Uber's last major app redesign was in 2012, when the company launched a feature that showed little Uber cars roaming city streets. Since then the app has gotten crowded. The company jammed more and more features into the app until it there was little space left. Loaded with junk, the once-sleek design had become hard for users to navigate.
The current overhaul, which begins rolling out globally Wednesday, was designed with a bevy of improvements in mind, including a faster app-loading time, more efficient passenger pickups and a personalized user experience.
"Time is a luxury, and our engineers really took that to heart," Uber Senior Product Manager Yuhki Yamashita said at the press briefing.
With the redesigned app, passengers are greeted with the question, "Where to?" They can type in a location or select a personalized suggestion that appears on the screen, such as home, work or a friend's address. At the bottom of the app, people can choose what kind of ride they'd prefer, such as economy or premium, and see the cost differences.
"Because we have your destination, we can calculate exactly how much you're paying," Yamashita said. The app can also show the "time we expect you to arrive at your destination."
The app comes with various other features as well. For instance, users can connect their phone's calendar to the app so Uber will know when and where they're going. There are also "optimized pickup points," which show passengers the best location to meet drivers based on final destinations and things like one-way streets.
Another app addition is the "Uber feed," a scroll of information and social media features for people to peruse during their ride. For the feed, Uber partnered with Yelp, Foursquare, Snapchat and Pandora, and plans to announce more partners soon.
As part of the personalization of the app, riders have the option of selecting a person as their destination. "A lot of people are Ubering not just to places but to people," Yamashita said.
The way this works is that users sync their contacts to the app and then request Uber to take them to a friend; the app will notify the friend and ask for permission to share their location. If permission is granted, an Uber driver will take the passenger to the friend.
Riders have been asking for many of these features, company representatives said.
However, a few features, most notably safety enhancements, didn't appear in the app revamp.
After a slew of alleged sexual assaults by Uber drivers, some women and lawmakers have called on Uber to add more safety features to its app, like a panic button. Though Uber representatives said safety is a priority, the company is not adding such a feature at this time.
As for drivers, their version of the app will remain the same. The main changes drivers will see are easier pickups because of the new "optimized pickup points" feature on the passenger app, company representatives said.

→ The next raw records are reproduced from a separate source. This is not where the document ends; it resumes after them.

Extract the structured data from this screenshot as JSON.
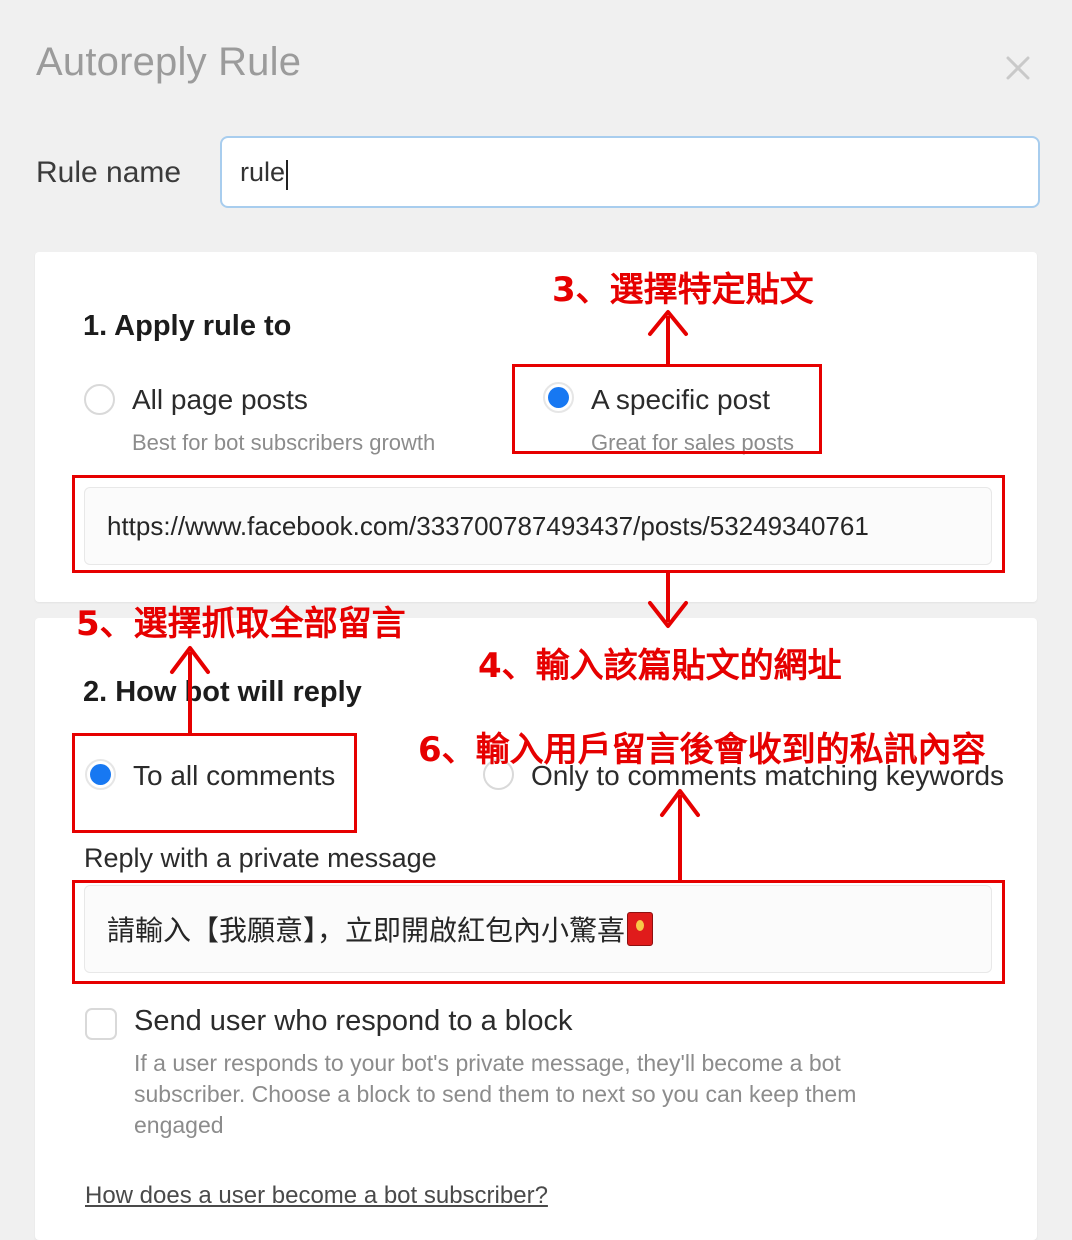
{
  "modal": {
    "title": "Autoreply Rule",
    "close_icon": "close-icon"
  },
  "rule_name": {
    "label": "Rule name",
    "value": "rule",
    "placeholder": "Rule name"
  },
  "apply_section": {
    "heading": "1. Apply rule to",
    "options": [
      {
        "label": "All page posts",
        "sub": "Best for bot subscribers growth",
        "selected": false
      },
      {
        "label": "A specific post",
        "sub": "Great for sales posts",
        "selected": true
      }
    ],
    "post_url": {
      "value": "https://www.facebook.com/333700787493437/posts/53249340761",
      "placeholder": "Paste post URL"
    }
  },
  "reply_section": {
    "heading": "2. How bot will reply",
    "options": [
      {
        "label": "To all comments",
        "selected": true
      },
      {
        "label": "Only to comments matching keywords",
        "selected": false
      }
    ],
    "private_message_label": "Reply with a private message",
    "private_message": {
      "value": "請輸入【我願意】，立即開啟紅包內小驚喜",
      "placeholder": "Type a private message"
    },
    "send_block": {
      "label": "Send user who respond to a block",
      "checked": false,
      "description": "If a user responds to your bot's private message, they'll become a bot subscriber. Choose a block to send them to next so you can keep them engaged"
    },
    "help_link": "How does a user become a bot subscriber?"
  },
  "annotations": {
    "color": "#e60000",
    "steps": [
      {
        "id": 3,
        "text": "3、選擇特定貼文"
      },
      {
        "id": 4,
        "text": "4、輸入該篇貼文的網址"
      },
      {
        "id": 5,
        "text": "5、選擇抓取全部留言"
      },
      {
        "id": 6,
        "text": "6、輸入用戶留言後會收到的私訊內容"
      }
    ]
  },
  "colors": {
    "accent_blue": "#1778f2",
    "annotation_red": "#e60000",
    "page_bg": "#f0f0f0",
    "card_bg": "#ffffff"
  }
}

"It's not a starting point or an end point," Kalanick said of the app redesign, "but it's how we like to think of where we are."
First published November 2, 9:00 a.m. PT.
Update, 2:26 p.m.: Adds background on Uber Feed partners. Miscellaneous background.